# Generating Hard Instances

Assume NP$\neq$P and let $L$ be an NP-complete language. Is there a polynomial time computable function $f:\{0\}^*\longrightarrow\{0,1\}^*$ with $|f(0^n)|=n$ for every $n$; such that L $=\{0^n: f(0^n)\in L\}\notin$ P?

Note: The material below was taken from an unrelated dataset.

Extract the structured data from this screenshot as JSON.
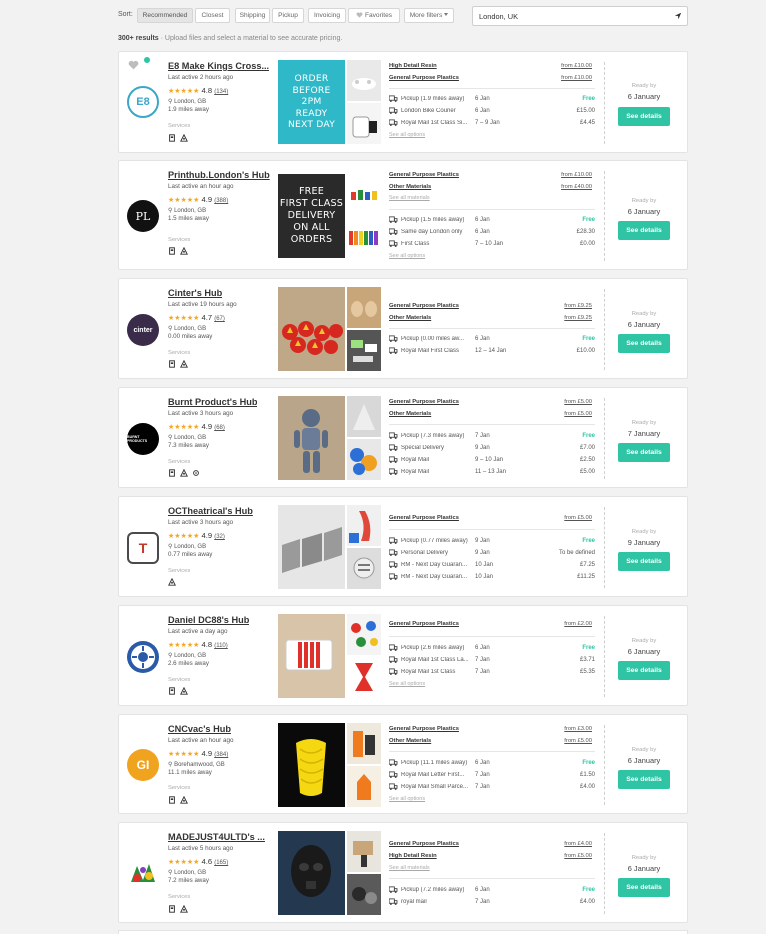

• There is a similar question. See mathoverflow.net/questions/168619/… Jun 26 '14 at 18:23
• Do you mean $\mathbf L$ to consist of the $n$’s written in binary (as suggested by your notation), or in unary (as would seem more natural, and apparently as Scott Aaronson interpreted it)? That is, does your $\mathbf L\in\mathrm P$ mean that $f(0^n)\in L$ is decidable in time polynomial in $\log n$, or in time polynomial in $n$? Jun 27 '14 at 16:20
• $0^n$ has $n$ bits; so I mean polynomial in $n$.If one means polynomial in $\log n$, he/she can use $f(n)$ instead of $f(0^n)$. Jun 27 '14 at 18:21
• All right, this clarifies what you mean. However, note that while $0^n$ has $n$ bits, $n$ has only $\log n$ bits, so if you want polynomial in $n$, you need to define the language as $\mathbf L=\{0^n:f(0^n)\in L\}$. Jun 27 '14 at 21:14
• Emil, it's right! I edited my question. Thanks! Jun 29 '14 at 21:12

No, it's not known how to get that purely from the assumption $P\ne NP$. You can get it from the stronger assumption $EXP\ne NEXP$, which implies $P\ne NP$ but is not known to be implied by it.
• Noah: It's often given as an exercise, in complexity textbooks, to prove that $EXP=NEXP$ iff every unary $NP$-language (i.e., every $NP$-language containing only strings of the form $0^n$) is also in $P$. So, if $EXP\ne NEXP$, then you have a unary $NP$-language not in $P$, and from there you can get the $f$ that the OP wants, by applying an $NP$-completeness reduction to reduce your unary language to $L$. Conversely, the OP's $\mathsf{L}$ would itself be a unary $NP$-language not in $P$, so its existence would imply $EXP\ne NEXP$, believed to be stronger than what you can get from $P\ne NP$. Jun 27 '14 at 17:59